Blackrock is the biggest asset manager in the world.  When its CEO speaks of a fundamental reshaping of modern finance, shaking its core assumptions, that’s serious stuff.

In my letter I cite other recent warnings of this systemic risk, all since the binder; many just this year.   For instance:

In December, the Bank of England proposed climate stress tests for corporations under its regulatory supervision.  We started bank financial stress tests after the 2008 Mortgage Crisis; central banks are starting to do the same for climate change.

In January, massive management consultant McKinsey released a report warning that climate change could “make long-duration borrowing unavailable, impact insurance cost and availability, and reduce terminal values.”  Climate change could “trigger capital reallocation and asset repricing”—finance speak for fundamental upheaval of our economy.

January: the World Economic Forum’s Global Risks Report identified the five most likely global risks facing the world over the next 10 years – five for five, all were climate-related.

Finally, from the Stanford Business School’s Corporations and Society Initiative, a warning that “the financial risks from climate change are systemic” (there’s that word again!), that these risks are “singular in nature” (like black swans), and that “[g]lobal economic losses from climate change could reach $23 trillion – three or four times the scale of the 2008 Financial Crisis.”

Pause for a moment, and recall the agony of the 2008 Financial Crisis.  Losses in the stock market wiped out nearly $8 trillion.  Housing values cratered, retirement savings vanished, and Americans lost jobs, lost homes and lost nearly $10 trillion in wealth.  Global economic growth went negative 4 percent between pre-recession mid-2008 and the low point in the first quarter of 2009.  

“Three or four times” that — the Stanford report is telling us we are courting financial peril – systemic risk – the likes of which we cannot imagine. 

Mr./Mdm. President, climate change is a natural force.  It’s blown carbon dioxide levels way outside what humankind has ever experienced.  It’s depositing the equivalent of four Hiroshima-sized atomic bombs of excess heat per second into our oceans.  And it is an economic bomb positioned beneath our economy, its detonator ticking down steadily.

We have a chance to defuse the bomb.  With these warnings come a clear description of the solution:  government must act.  Here are solutions I quote in my letter: 

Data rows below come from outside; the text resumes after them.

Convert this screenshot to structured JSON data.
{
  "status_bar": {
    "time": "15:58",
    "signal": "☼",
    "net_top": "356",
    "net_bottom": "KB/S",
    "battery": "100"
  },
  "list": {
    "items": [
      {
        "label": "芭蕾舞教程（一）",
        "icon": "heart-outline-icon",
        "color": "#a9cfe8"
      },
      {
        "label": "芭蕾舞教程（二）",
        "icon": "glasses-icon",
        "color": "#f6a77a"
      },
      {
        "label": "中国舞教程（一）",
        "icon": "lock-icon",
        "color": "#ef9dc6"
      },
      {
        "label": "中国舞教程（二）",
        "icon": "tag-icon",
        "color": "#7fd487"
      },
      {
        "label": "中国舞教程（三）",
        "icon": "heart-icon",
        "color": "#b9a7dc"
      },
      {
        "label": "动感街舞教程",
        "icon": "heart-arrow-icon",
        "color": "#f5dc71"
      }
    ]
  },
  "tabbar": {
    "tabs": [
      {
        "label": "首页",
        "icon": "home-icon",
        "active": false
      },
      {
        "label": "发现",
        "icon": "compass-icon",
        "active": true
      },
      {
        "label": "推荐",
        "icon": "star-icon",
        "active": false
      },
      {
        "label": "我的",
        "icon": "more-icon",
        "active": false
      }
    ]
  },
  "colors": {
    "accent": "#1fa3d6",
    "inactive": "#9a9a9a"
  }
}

Page 66 of “Green Swan”:  End “[t]he procrastination that has been the dominant modus operandi of many governments for quite a while.”

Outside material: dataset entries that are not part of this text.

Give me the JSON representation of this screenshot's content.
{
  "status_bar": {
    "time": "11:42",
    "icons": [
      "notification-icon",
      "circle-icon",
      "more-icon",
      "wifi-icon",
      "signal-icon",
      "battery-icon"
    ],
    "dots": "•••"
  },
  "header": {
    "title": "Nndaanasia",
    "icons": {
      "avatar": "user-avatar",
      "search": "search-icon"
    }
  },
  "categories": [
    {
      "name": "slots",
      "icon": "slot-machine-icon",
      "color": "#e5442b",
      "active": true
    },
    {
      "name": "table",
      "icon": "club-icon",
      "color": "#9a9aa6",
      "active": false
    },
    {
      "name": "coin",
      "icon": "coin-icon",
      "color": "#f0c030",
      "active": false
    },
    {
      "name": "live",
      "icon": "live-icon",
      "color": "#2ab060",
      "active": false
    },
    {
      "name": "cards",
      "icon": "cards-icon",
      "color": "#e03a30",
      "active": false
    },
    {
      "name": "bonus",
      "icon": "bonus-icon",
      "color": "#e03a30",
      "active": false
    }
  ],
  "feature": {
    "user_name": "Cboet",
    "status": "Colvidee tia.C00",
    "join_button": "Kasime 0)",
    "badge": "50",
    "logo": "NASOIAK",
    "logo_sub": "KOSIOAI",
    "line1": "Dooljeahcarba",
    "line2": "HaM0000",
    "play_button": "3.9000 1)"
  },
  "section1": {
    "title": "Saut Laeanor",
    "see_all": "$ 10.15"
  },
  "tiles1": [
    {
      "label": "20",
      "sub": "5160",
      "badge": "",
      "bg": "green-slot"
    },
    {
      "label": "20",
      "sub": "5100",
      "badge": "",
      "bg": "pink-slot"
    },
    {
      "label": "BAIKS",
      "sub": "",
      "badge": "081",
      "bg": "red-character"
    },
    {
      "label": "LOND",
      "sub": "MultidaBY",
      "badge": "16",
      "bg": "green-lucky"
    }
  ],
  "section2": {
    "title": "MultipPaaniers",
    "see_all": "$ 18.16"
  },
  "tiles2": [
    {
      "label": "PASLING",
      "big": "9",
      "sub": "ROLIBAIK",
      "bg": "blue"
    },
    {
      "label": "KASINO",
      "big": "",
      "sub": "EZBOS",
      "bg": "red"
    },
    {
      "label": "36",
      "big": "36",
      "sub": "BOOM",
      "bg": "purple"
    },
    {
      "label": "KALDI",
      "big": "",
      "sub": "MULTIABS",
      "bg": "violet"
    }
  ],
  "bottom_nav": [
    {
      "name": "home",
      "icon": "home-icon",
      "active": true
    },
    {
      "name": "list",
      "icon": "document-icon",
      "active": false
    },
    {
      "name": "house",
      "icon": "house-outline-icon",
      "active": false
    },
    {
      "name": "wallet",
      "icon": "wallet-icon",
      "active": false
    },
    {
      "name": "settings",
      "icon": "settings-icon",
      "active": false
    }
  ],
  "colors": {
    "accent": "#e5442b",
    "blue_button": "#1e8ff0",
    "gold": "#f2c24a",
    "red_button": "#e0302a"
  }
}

Page 2: “The most obvious [steps] are the need for carbon pricing and for systematic disclosure of climate-related risks by the private sector.”

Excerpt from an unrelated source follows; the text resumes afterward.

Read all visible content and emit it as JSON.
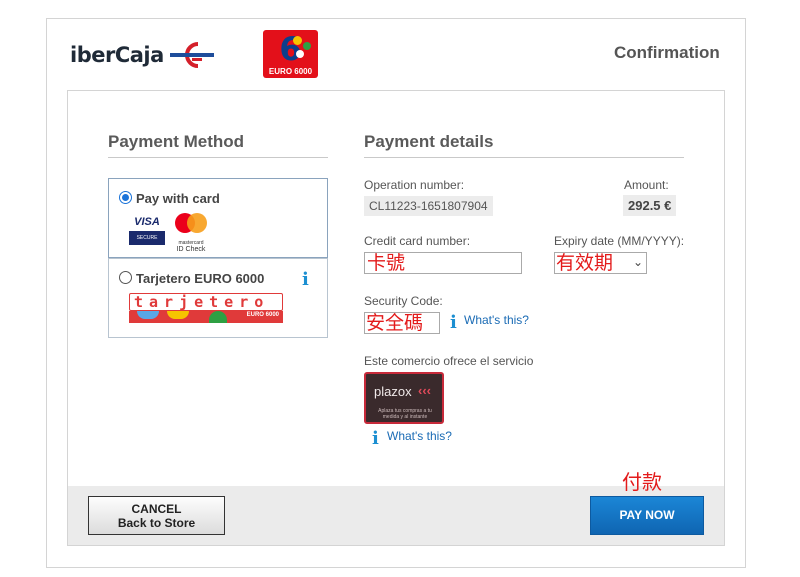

Fink’s letter echoes the call for carbon pricing: “carbon pricing [is] essential to combating climate change.”

When this blows, Senators who don’t help us act will have to come up with a better excuse than “well, we weren’t warned.”  We were warned.  We have been warned over and over and over again.  Colleagues, you have the warnings in your inbox.  When this blows up — when coastal property values crash, or when the carbon bubble bursts, or worse, when both happen — it’s not going to look good to say, “yeah, I was warned, but you see, my political party is funded by the fossil fuel industry so naturally I did nothing.”  That’s how you lose the privilege of representing people. 

I’ve lived that.  We had a financial crisis in Rhode Island in 1991, and the legislators who slept through the warnings lost their jobs in a tidal wave of popular outrage.  In the 1992 election, over a third of Rhode Island’s General Assembly was voted out or didn’t bother running again.

You think people are mad now?  Wait until this hits, and they know you were warned.  It is time to wake up. 

I yield the floor.